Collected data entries

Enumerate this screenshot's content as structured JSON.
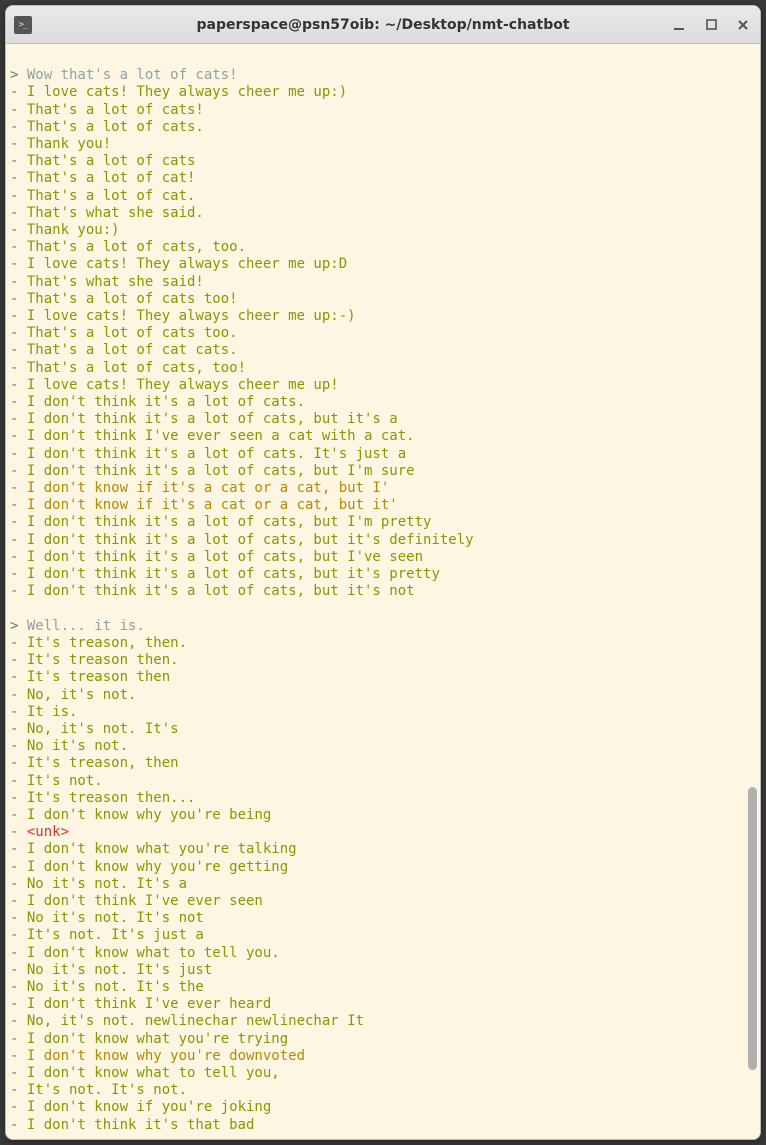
{
  "window": {
    "title": "paperspace@psn57oib: ~/Desktop/nmt-chatbot"
  },
  "conversation": [
    {
      "prompt": "Wow that's a lot of cats!",
      "responses": [
        {
          "text": "I love cats! They always cheer me up:)",
          "color": "green"
        },
        {
          "text": "That's a lot of cats!",
          "color": "green"
        },
        {
          "text": "That's a lot of cats.",
          "color": "green"
        },
        {
          "text": "Thank you!",
          "color": "green"
        },
        {
          "text": "That's a lot of cats",
          "color": "green"
        },
        {
          "text": "That's a lot of cat!",
          "color": "green"
        },
        {
          "text": "That's a lot of cat.",
          "color": "green"
        },
        {
          "text": "That's what she said.",
          "color": "green"
        },
        {
          "text": "Thank you:)",
          "color": "green"
        },
        {
          "text": "That's a lot of cats, too.",
          "color": "green"
        },
        {
          "text": "I love cats! They always cheer me up:D",
          "color": "green"
        },
        {
          "text": "That's what she said!",
          "color": "green"
        },
        {
          "text": "That's a lot of cats too!",
          "color": "green"
        },
        {
          "text": "I love cats! They always cheer me up:-)",
          "color": "green"
        },
        {
          "text": "That's a lot of cats too.",
          "color": "green"
        },
        {
          "text": "That's a lot of cat cats.",
          "color": "green"
        },
        {
          "text": "That's a lot of cats, too!",
          "color": "green"
        },
        {
          "text": "I love cats! They always cheer me up!",
          "color": "green"
        },
        {
          "text": "I don't think it's a lot of cats.",
          "color": "green"
        },
        {
          "text": "I don't think it's a lot of cats, but it's a",
          "color": "green"
        },
        {
          "text": "I don't think I've ever seen a cat with a cat.",
          "color": "green"
        },
        {
          "text": "I don't think it's a lot of cats. It's just a",
          "color": "green"
        },
        {
          "text": "I don't think it's a lot of cats, but I'm sure",
          "color": "green"
        },
        {
          "text": "I don't know if it's a cat or a cat, but I'",
          "color": "orange"
        },
        {
          "text": "I don't know if it's a cat or a cat, but it'",
          "color": "orange"
        },
        {
          "text": "I don't think it's a lot of cats, but I'm pretty",
          "color": "green"
        },
        {
          "text": "I don't think it's a lot of cats, but it's definitely",
          "color": "green"
        },
        {
          "text": "I don't think it's a lot of cats, but I've seen",
          "color": "green"
        },
        {
          "text": "I don't think it's a lot of cats, but it's pretty",
          "color": "green"
        },
        {
          "text": "I don't think it's a lot of cats, but it's not",
          "color": "green"
        }
      ]
    },
    {
      "prompt": "Well... it is.",
      "responses": [
        {
          "text": "It's treason, then.",
          "color": "green"
        },
        {
          "text": "It's treason then.",
          "color": "green"
        },
        {
          "text": "It's treason then",
          "color": "green"
        },
        {
          "text": "No, it's not.",
          "color": "green"
        },
        {
          "text": "It is.",
          "color": "green"
        },
        {
          "text": "No, it's not. It's",
          "color": "green"
        },
        {
          "text": "No it's not.",
          "color": "green"
        },
        {
          "text": "It's treason, then",
          "color": "green"
        },
        {
          "text": "It's not.",
          "color": "green"
        },
        {
          "text": "It's treason then...",
          "color": "green"
        },
        {
          "text": "I don't know why you're being",
          "color": "green"
        },
        {
          "text": "<unk>",
          "color": "red"
        },
        {
          "text": "I don't know what you're talking",
          "color": "green"
        },
        {
          "text": "I don't know why you're getting",
          "color": "green"
        },
        {
          "text": "No it's not. It's a",
          "color": "green"
        },
        {
          "text": "I don't think I've ever seen",
          "color": "green"
        },
        {
          "text": "No it's not. It's not",
          "color": "green"
        },
        {
          "text": "It's not. It's just a",
          "color": "green"
        },
        {
          "text": "I don't know what to tell you.",
          "color": "green"
        },
        {
          "text": "No it's not. It's just",
          "color": "green"
        },
        {
          "text": "No it's not. It's the",
          "color": "green"
        },
        {
          "text": "I don't think I've ever heard",
          "color": "green"
        },
        {
          "text": "No, it's not. newlinechar newlinechar It",
          "color": "green"
        },
        {
          "text": "I don't know what you're trying",
          "color": "green"
        },
        {
          "text": "I don't know why you're downvoted",
          "color": "orange"
        },
        {
          "text": "I don't know what to tell you,",
          "color": "green"
        },
        {
          "text": "It's not. It's not.",
          "color": "green"
        },
        {
          "text": "I don't know if you're joking",
          "color": "green"
        },
        {
          "text": "I don't think it's that bad",
          "color": "green"
        }
      ]
    }
  ]
}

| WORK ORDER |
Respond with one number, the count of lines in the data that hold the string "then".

| FINISHED TASK |
5